She conducted a live demo of TravelTracker that showcased suggested changes to a route that had been built in a less than efficient way. The “sandbox” feature allows routing staff to play with potential routes, change various filters, and add different parameters before it creates the most efficient route options.
Page 165 of the National School Bus Specifications and Procedures manual on “Operations” recommends that student transporters periodically review routes and bus stops, to identify “factors that might indicate the need for a route change.” A staff member may perform a “dry run” of the route in the same bus that will be used in actual operations. GPS systems may also be used for verification and comparative data.

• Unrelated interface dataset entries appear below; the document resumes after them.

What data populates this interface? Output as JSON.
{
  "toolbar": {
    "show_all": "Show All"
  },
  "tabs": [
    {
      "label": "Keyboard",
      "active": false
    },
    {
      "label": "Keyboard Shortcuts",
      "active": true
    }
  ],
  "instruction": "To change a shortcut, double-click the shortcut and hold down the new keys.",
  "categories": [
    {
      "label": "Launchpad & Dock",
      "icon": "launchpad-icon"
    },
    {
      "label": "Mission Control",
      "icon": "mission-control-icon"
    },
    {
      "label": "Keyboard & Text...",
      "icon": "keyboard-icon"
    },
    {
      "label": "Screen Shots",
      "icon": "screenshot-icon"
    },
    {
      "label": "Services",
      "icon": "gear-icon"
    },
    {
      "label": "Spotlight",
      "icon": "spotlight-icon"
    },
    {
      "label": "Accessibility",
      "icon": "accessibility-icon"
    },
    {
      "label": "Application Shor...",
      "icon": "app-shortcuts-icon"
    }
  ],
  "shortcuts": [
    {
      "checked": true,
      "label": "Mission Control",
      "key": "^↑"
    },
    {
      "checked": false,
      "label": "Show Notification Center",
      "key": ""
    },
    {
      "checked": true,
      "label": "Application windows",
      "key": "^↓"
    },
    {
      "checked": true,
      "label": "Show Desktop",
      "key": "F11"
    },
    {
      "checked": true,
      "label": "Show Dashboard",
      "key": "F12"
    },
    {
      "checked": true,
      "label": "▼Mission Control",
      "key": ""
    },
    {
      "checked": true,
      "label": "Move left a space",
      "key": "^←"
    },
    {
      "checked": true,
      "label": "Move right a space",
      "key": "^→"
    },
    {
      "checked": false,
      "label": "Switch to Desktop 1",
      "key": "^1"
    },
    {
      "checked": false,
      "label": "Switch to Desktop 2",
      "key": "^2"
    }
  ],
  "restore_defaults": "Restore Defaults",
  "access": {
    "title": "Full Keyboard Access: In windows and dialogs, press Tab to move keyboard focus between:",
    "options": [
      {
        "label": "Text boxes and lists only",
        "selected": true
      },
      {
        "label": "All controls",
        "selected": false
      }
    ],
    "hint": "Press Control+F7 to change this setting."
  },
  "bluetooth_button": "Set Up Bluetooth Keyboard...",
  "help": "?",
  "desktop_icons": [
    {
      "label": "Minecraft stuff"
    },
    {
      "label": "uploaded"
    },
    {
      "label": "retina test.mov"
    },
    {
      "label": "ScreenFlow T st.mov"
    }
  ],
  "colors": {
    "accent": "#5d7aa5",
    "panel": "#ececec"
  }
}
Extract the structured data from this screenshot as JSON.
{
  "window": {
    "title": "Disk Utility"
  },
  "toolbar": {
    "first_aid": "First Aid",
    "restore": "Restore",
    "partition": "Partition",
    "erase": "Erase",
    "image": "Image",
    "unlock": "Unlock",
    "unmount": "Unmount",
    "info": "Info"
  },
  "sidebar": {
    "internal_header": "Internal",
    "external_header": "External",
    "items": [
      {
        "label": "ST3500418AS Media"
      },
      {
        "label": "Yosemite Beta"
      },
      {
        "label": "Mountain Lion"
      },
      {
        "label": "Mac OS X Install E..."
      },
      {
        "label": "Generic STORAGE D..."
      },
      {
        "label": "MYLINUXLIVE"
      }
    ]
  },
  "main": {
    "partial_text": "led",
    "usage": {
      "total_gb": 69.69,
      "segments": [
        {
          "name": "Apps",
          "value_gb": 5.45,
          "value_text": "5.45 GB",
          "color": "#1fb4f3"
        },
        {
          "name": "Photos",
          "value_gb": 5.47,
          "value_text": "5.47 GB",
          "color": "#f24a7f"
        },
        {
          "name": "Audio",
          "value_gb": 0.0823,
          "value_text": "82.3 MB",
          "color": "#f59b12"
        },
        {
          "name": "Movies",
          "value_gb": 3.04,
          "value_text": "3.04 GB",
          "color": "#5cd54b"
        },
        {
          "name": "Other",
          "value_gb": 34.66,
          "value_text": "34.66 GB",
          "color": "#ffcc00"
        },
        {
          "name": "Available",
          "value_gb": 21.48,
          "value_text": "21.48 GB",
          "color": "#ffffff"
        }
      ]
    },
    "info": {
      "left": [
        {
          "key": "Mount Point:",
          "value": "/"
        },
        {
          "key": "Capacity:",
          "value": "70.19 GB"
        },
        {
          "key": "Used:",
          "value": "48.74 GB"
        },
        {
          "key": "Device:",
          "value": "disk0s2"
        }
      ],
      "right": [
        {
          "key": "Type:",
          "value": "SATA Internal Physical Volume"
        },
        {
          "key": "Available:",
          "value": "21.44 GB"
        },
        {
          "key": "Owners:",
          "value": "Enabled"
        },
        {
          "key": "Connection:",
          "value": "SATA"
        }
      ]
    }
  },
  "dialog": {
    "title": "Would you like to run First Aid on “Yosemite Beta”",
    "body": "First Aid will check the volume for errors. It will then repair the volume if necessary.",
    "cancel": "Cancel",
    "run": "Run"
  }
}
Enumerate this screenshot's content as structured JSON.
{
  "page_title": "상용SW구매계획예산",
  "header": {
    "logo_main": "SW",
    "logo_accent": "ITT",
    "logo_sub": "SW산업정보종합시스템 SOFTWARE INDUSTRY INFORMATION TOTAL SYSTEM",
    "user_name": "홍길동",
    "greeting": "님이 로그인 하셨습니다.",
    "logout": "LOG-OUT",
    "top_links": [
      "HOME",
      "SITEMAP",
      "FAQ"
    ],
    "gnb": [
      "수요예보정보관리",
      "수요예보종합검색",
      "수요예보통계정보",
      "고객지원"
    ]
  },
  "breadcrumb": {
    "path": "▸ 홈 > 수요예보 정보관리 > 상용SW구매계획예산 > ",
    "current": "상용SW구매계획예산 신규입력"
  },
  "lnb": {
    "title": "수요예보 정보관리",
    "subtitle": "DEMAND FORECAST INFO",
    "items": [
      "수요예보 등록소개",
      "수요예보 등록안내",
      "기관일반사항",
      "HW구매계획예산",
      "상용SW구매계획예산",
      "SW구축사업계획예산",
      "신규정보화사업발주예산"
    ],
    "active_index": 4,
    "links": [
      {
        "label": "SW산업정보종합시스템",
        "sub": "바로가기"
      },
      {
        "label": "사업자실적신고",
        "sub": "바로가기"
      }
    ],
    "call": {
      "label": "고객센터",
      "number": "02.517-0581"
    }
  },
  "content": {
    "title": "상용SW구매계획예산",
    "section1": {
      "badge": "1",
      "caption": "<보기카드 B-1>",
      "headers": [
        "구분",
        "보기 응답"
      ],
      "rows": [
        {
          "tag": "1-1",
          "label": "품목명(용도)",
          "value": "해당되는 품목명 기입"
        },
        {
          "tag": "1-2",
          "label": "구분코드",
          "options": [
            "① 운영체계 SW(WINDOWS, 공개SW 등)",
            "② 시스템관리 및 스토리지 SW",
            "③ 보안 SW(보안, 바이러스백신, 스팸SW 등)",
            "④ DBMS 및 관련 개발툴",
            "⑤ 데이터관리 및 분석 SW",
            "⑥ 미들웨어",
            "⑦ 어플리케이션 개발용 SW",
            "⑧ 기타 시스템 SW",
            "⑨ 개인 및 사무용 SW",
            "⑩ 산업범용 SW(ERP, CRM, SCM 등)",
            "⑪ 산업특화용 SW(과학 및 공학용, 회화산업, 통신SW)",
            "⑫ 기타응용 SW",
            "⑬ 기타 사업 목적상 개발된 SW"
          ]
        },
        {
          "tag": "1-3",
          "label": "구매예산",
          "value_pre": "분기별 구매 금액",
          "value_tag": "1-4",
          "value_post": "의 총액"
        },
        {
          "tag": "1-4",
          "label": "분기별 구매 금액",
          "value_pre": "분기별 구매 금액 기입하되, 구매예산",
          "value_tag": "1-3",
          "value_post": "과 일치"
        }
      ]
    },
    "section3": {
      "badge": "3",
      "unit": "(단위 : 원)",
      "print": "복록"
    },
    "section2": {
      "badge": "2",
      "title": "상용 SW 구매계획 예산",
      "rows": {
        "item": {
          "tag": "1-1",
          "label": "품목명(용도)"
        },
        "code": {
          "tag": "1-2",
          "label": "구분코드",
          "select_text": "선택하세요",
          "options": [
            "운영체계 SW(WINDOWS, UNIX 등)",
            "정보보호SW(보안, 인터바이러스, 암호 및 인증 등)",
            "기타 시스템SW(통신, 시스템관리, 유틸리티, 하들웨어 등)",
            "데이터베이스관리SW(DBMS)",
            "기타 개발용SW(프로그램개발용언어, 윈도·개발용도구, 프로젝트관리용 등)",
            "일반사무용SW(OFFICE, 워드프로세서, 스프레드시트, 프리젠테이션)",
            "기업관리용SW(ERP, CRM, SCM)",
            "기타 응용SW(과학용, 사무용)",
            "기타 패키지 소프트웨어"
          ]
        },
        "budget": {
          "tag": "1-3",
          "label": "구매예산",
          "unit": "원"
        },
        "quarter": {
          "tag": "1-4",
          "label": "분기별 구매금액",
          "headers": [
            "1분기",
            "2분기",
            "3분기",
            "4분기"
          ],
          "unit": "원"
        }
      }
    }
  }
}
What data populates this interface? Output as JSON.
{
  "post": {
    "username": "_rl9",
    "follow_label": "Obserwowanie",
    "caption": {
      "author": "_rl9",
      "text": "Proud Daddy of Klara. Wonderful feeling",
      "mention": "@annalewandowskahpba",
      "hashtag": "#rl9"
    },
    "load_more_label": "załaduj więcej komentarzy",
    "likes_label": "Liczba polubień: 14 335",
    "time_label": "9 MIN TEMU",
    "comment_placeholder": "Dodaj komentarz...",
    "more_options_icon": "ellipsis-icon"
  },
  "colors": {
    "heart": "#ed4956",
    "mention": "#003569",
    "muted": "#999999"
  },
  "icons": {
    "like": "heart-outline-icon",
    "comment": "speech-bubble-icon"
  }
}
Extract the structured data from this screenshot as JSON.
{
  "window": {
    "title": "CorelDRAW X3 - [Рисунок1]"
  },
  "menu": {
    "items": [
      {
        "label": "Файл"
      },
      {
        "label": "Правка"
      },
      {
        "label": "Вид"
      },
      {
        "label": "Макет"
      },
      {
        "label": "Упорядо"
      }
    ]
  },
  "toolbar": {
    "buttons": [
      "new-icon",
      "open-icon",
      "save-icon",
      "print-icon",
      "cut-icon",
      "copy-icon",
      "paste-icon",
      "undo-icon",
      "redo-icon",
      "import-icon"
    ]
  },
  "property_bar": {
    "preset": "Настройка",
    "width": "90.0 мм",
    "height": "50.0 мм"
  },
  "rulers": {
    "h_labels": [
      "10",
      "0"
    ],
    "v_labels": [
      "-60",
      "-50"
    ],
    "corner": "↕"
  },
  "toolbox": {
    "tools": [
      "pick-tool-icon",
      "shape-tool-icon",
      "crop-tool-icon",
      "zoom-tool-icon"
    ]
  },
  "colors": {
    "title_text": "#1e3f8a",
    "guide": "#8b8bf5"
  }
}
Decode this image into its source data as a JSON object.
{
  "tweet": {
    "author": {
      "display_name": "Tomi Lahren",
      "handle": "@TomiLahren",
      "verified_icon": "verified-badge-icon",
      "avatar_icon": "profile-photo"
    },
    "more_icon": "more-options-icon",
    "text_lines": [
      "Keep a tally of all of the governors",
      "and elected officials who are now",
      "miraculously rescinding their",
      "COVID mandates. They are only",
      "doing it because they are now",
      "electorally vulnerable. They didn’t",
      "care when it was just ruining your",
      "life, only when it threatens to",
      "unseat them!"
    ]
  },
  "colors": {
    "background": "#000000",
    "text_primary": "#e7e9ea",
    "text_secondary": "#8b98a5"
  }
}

If a district uses driver tablets or GPS on its buses, office staff can track vehicle progress along the routes. Drivers can receive turn-by-turn directions and scan students on board as well, she added.
TravelTracker’s street view integrated with Google Maps allows transportation staff to check the safety of all stops without having to drive the entire route. In responding to an attendee question, Johnson said that TravelTracker staff can assist with making map changes that may not be reflected on Google Maps yet.
In answering an attendee question on delineating a cul-de-sac versus a driveway, moving stops and marking them accurately helps to create accurate routes and prevent buses from driving down the wrong roads, Johnson stated.